The American steel industry provides a case study on the effects of price disclosure.
In a previous article “The Persuasive Power of Transparency”, we discussed the value of revealing costs for establishing trustworthiness in sales negotiations. While cost disclosure helped the few firms that tried it, we wondered what would happen if the practice suddenly became widespread. Would it cancel out the benefits for consumers and add to the costs of disclosing firms, at least in the B2B world, where prices of the counterparty are your costs?
Price opacity used to be the norm, but the arrival of the internet – with mass information sharing and price comparison sites – changed the consumer world for good. In the B2C world, consumers can find the cheapest deal with just web access and a bit of time. Although the B2B realm is somewhat more complicated due to the customised nature of the deals (see our article “Overcoming Price Suspicion in Negotiations”), there are plenty of examples of price disclosure in corporate transactions.
One such example was described by Thorsten Martin in his 2018 paper, “Real Effects of Price Transparency: Evidence from Steel Futures”. He analysed what happened when prices suddenly became transparent in the steel industry in 2008, after the introduction of steel futures on the New York Mercantile Exchange and the London Metal Exchange. Previously, steel consumers had to rely on delayed price indices. With the arrival of futures contracts, they could glimpse into real trading prices in a fraction of the waiting time.
Evidence from steel futures
As futures contracts are standardised and based on treated steel such as steel billets and hot-rolled coils, Martin was able to separate the effects of price disclosure on treated vs. control (other) steel. He examined several variables, including treated steel prices, producers’ surplus (a concept akin to profit margins) and their market share. Concerned that hedging, the economic recession, the standardisation of products and the resulting intensified competition could impact his analyses, Martin controlled for their possible effects.
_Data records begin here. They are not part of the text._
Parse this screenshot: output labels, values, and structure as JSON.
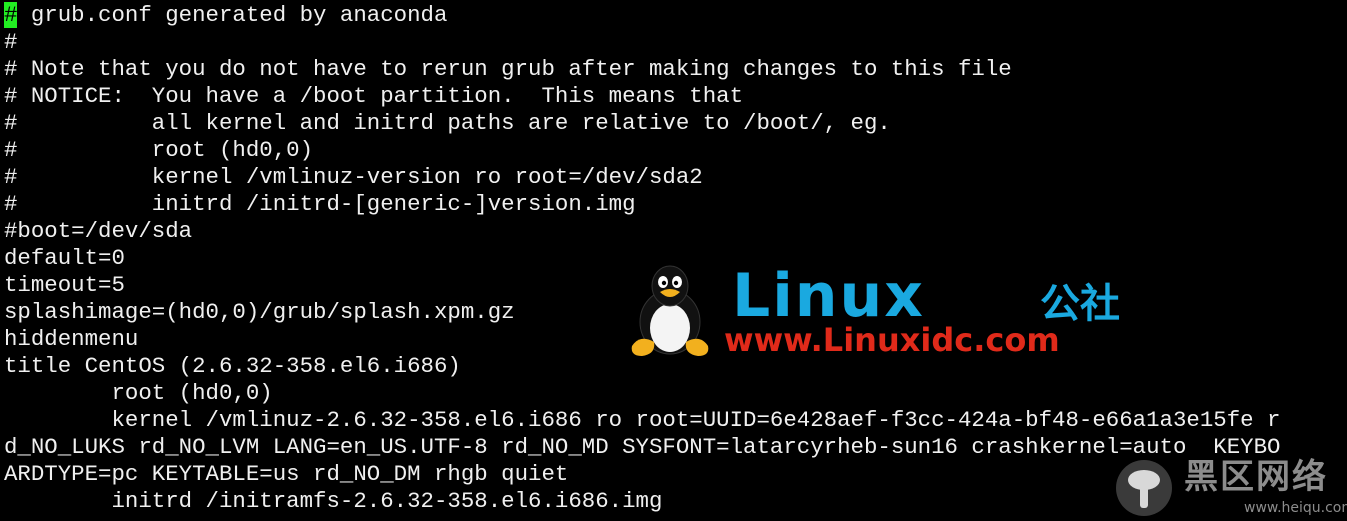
{
  "terminal": {
    "background_color": "#000000",
    "text_color": "#f0f0f0",
    "cursor_color": "#22ee22",
    "cursor_char": "#",
    "first_line_rest": " grub.conf generated by anaconda",
    "lines": [
      "#",
      "# Note that you do not have to rerun grub after making changes to this file",
      "# NOTICE:  You have a /boot partition.  This means that",
      "#          all kernel and initrd paths are relative to /boot/, eg.",
      "#          root (hd0,0)",
      "#          kernel /vmlinuz-version ro root=/dev/sda2",
      "#          initrd /initrd-[generic-]version.img",
      "#boot=/dev/sda",
      "default=0",
      "timeout=5",
      "splashimage=(hd0,0)/grub/splash.xpm.gz",
      "hiddenmenu",
      "title CentOS (2.6.32-358.el6.i686)",
      "        root (hd0,0)",
      "        kernel /vmlinuz-2.6.32-358.el6.i686 ro root=UUID=6e428aef-f3cc-424a-bf48-e66a1a3e15fe r",
      "d_NO_LUKS rd_NO_LVM LANG=en_US.UTF-8 rd_NO_MD SYSFONT=latarcyrheb-sun16 crashkernel=auto  KEYBO",
      "ARDTYPE=pc KEYTABLE=us rd_NO_DM rhgb quiet",
      "        initrd /initramfs-2.6.32-358.el6.i686.img"
    ]
  },
  "watermarks": {
    "linux": {
      "brand": "Linux",
      "brand_cn": "公社",
      "url": "www.Linuxidc.com",
      "brand_color": "#1aa9e0",
      "url_color": "#e02a1a",
      "icon": "tux-penguin-icon"
    },
    "heiqu": {
      "brand_cn": "黑区网络",
      "url": "www.heiqu.com",
      "color": "#8c8c8c",
      "icon": "heiqu-logo-icon"
    }
  }
}
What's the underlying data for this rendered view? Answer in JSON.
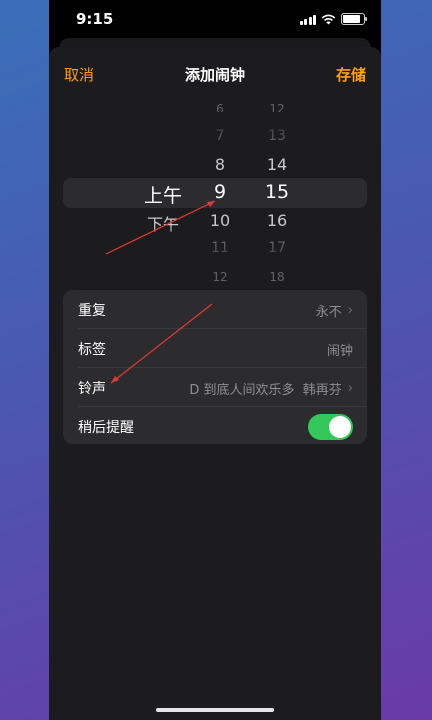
{
  "status_bar": {
    "time": "9:15"
  },
  "nav": {
    "cancel": "取消",
    "title": "添加闹钟",
    "save": "存储"
  },
  "picker": {
    "ampm": [
      "上午",
      "下午"
    ],
    "hours": [
      "6",
      "7",
      "8",
      "9",
      "10",
      "11",
      "12"
    ],
    "minutes": [
      "12",
      "13",
      "14",
      "15",
      "16",
      "17",
      "18"
    ],
    "selected": {
      "ampm": "上午",
      "hour": "9",
      "minute": "15"
    }
  },
  "settings": {
    "repeat": {
      "label": "重复",
      "value": "永不"
    },
    "tag": {
      "label": "标签",
      "placeholder": "闹钟"
    },
    "ringtone": {
      "label": "铃声",
      "value": "D 到底人间欢乐多  韩再芬"
    },
    "snooze": {
      "label": "稍后提醒",
      "enabled": true
    }
  },
  "colors": {
    "accent": "#ff9f0a",
    "toggle_on": "#34c759",
    "annotation": "#e53935"
  }
}
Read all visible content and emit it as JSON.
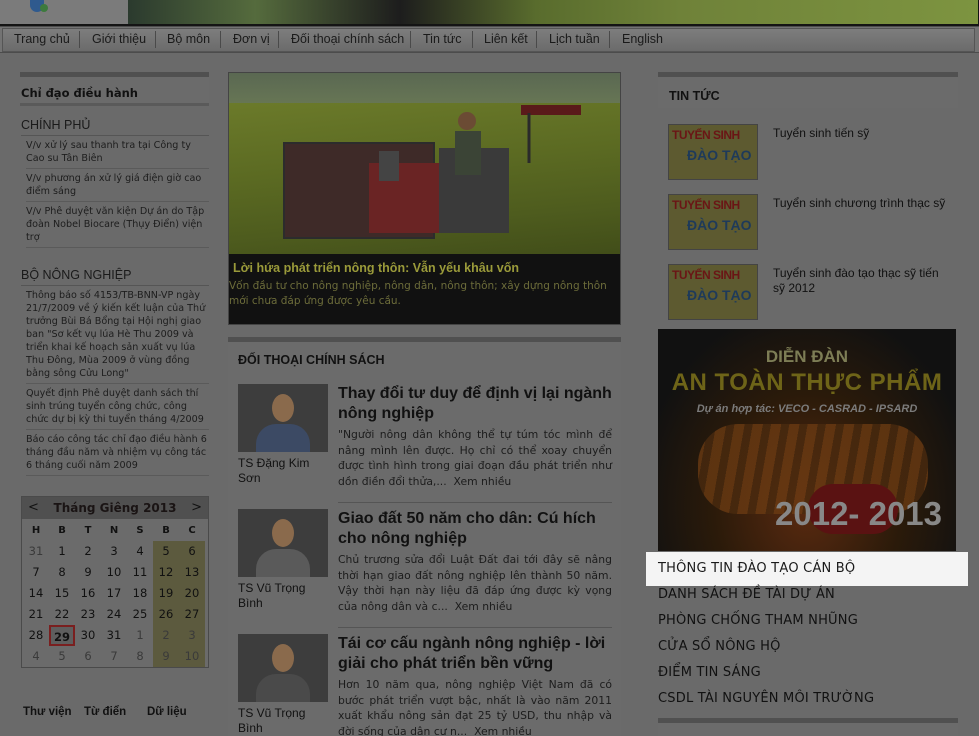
{
  "nav": {
    "items": [
      "Trang chủ",
      "Giới thiệu",
      "Bộ môn",
      "Đơn vị",
      "Đối thoại chính sách",
      "Tin tức",
      "Liên kết",
      "Lịch tuần",
      "English"
    ]
  },
  "left": {
    "section_title": "Chỉ đạo điều hành",
    "gov_title": "CHÍNH PHỦ",
    "gov_links": [
      "V/v xử lý sau thanh tra tại Công ty Cao su Tân Biên",
      "V/v phương án xử lý giá điện giờ cao điểm sáng",
      "V/v Phê duyệt văn kiện Dự án do Tập đoàn Nobel Biocare (Thụy Điển) viện trợ"
    ],
    "ministry_title": "BỘ NÔNG NGHIỆP",
    "ministry_links": [
      "Thông báo số 4153/TB-BNN-VP ngày 21/7/2009 về ý kiến kết luận của Thứ trưởng Bùi Bá Bổng tại Hội nghị giao ban \"Sơ kết vụ lúa Hè Thu 2009 và triển khai kế hoạch sản xuất vụ lúa Thu Đông, Mùa 2009 ở vùng đồng bằng sông Cửu Long\"",
      "Quyết định Phê duyệt danh sách thí sinh trúng tuyển công chức, công chức dự bị kỳ thi tuyển tháng 4/2009",
      "Báo cáo công tác chỉ đạo điều hành 6 tháng đầu năm và nhiệm vụ công tác 6 tháng cuối năm 2009"
    ]
  },
  "calendar": {
    "prev": "<",
    "next": ">",
    "title": "Tháng Giêng 2013",
    "dow": [
      "H",
      "B",
      "T",
      "N",
      "S",
      "B",
      "C"
    ],
    "weeks": [
      [
        "31",
        "1",
        "2",
        "3",
        "4",
        "5",
        "6"
      ],
      [
        "7",
        "8",
        "9",
        "10",
        "11",
        "12",
        "13"
      ],
      [
        "14",
        "15",
        "16",
        "17",
        "18",
        "19",
        "20"
      ],
      [
        "21",
        "22",
        "23",
        "24",
        "25",
        "26",
        "27"
      ],
      [
        "28",
        "29",
        "30",
        "31",
        "1",
        "2",
        "3"
      ],
      [
        "4",
        "5",
        "6",
        "7",
        "8",
        "9",
        "10"
      ]
    ],
    "today": "29"
  },
  "tools": [
    "Thư viện",
    "Từ điển",
    "Dữ liệu"
  ],
  "hero": {
    "title": "Lời hứa phát triển nông thôn: Vẫn yếu khâu vốn",
    "text": "Vốn đầu tư cho nông nghiệp, nông dân, nông thôn; xây dựng nông thôn mới chưa đáp ứng được yêu cầu."
  },
  "dialog": {
    "title": "ĐỐI THOẠI CHÍNH SÁCH",
    "more_label": "Xem nhiều",
    "articles": [
      {
        "title": "Thay đổi tư duy để định vị lại ngành nông nghiệp",
        "summary": "\"Người nông dân không thể tự túm tóc mình để nâng mình lên được. Họ chỉ có thể xoay chuyển được tình hình trong giai đoạn đầu phát triển như dồn điền đổi thửa,...",
        "author": "TS Đặng Kim Sơn"
      },
      {
        "title": "Giao đất 50 năm cho dân: Cú hích cho nông nghiệp",
        "summary": "Chủ trương sửa đổi Luật Đất đai tới đây sẽ nâng thời hạn giao đất nông nghiệp lên thành 50 năm. Vậy thời hạn này liệu đã đáp ứng được kỳ vọng của nông dân và c...",
        "author": "TS Vũ Trọng Bình"
      },
      {
        "title": "Tái cơ cấu ngành nông nghiệp - lời giải cho phát triển bền vững",
        "summary": "Hơn 10 năm qua, nông nghiệp Việt Nam đã có bước phát triển vượt bậc, nhất là vào năm 2011 xuất khẩu nông sản đạt 25 tỷ USD, thu nhập và đời sống của dân cư n...",
        "author": "TS Vũ Trọng Bình"
      }
    ]
  },
  "news": {
    "title": "TIN TỨC",
    "img_line1": "TUYỂN SINH",
    "img_line2": "ĐÀO TẠO",
    "items": [
      "Tuyển sinh tiến sỹ",
      "Tuyển sinh chương trình thạc sỹ",
      "Tuyển sinh đào tạo thạc sỹ tiến sỹ 2012"
    ]
  },
  "forum": {
    "line1": "DIỄN ĐÀN",
    "line2": "AN TOÀN THỰC PHẨM",
    "line3": "Dự án hợp tác: VECO - CASRAD - IPSARD",
    "line4": "2012- 2013"
  },
  "right_links": [
    "THÔNG TIN ĐÀO TẠO CÁN BỘ",
    "DANH SÁCH ĐỀ TÀI DỰ ÁN",
    "PHÒNG CHỐNG THAM NHŨNG",
    "CỬA SỔ NÔNG HỘ",
    "ĐIỂM TIN SÁNG",
    "CSDL TÀI NGUYÊN MÔI TRƯỜNG"
  ]
}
The study revealed that the price transparency associated with steel futures reduced steel product prices by 9 percent and producer surplus by 5 to 9 percent. Furthermore, it increased the aggregate market share of low-cost producers by 20 percent and the aggregate producer productivity by 8 percent.
As demonstrated by this case study, price transparency can have plenty of benefits for customers and potentially for low-cost producers. Aside from cost reduction, price transparency allowed some customers to accelerate their businesses due to the more favourable business environment.
What does this mean for negotiators?
It is important to highlight that the steel industry deals with somewhat commoditised products. While low-cost steel producers saw their aggregate market share grow by 20 percent, industries in which players can differentiate themselves to justify higher prices may not see the same level of growth.
A purchase of steel products illustrates how most negotiations can narrowly focus on price, which often pushes sellers and buyers into a zero-sum mindset leading to suboptimal or failed deals. Moreover, as we argued in a prior article, negotiations should never come down to price. An overemphasis on price distracts parties from fully understanding the true essence of all parties’ interests.
Steel players still discuss price, but with very little wiggle room. The price information asymmetry enjoyed by steel producers a decade ago has all but disappeared. With the price variable now partially pre-negotiated based on legitimate futures prices, a negotiation becomes a more fertile ground for additional value discovery. The discussion can now widen and greatly increase the size of the negotiation pie.
Unilateral discounts are harder to obtain, but price reductions might be negotiated based on co-ownership structures, substantial quantity orders or other advantages that consumers can provide to suppliers. All players can focus on factors such as service level, flexibility, reliability, responsiveness, billing and delivery schedules, among others.
In an opaque pricing environment, sudden price increases often spur value-destroying behaviour. In contrast, transparent pricing becomes a conduit for better long-term relationships and value creation. When steel consumers negotiate a deal now, they are in a much better position than before the introduction of futures exchanges. Price information can potentially hurt producers who charge higher prices, but in the hands of a good negotiator, it can be a valuable tool to close better deals for all parties involved.
Watch out for the side effects of steel tariffs
Steel tariffs, like those proposed by the United States, may change the negotiation environment. Aside from the risk of a trade war, these tariffs may reduce price transparency as prices are more likely to be considered from a smaller pool of domestic and foreign producers excluded from the tariffs. As price transparency goes down, we should also expect lower overall U.S. steel productivity coupled with higher prices, negatively impacting steel-dependent U.S. industries. So, who really benefits from tariffs and non-transparent prices? The answer is unfortunately opaque. And opacity, as we have seen, does not bode well for negotiations.
Horacio Falcão is a Senior Affiliate Professor of Decision Sciences at INSEAD. He is also the programme director of Negotiation Dynamics, part of the school’s suite of Executive Development Programmes. He is the author of Value Negotiation: How to Finally Get the Win-Win Right.
Alena Komaromi (INSEAD MBA ’12D) is a financial services professional.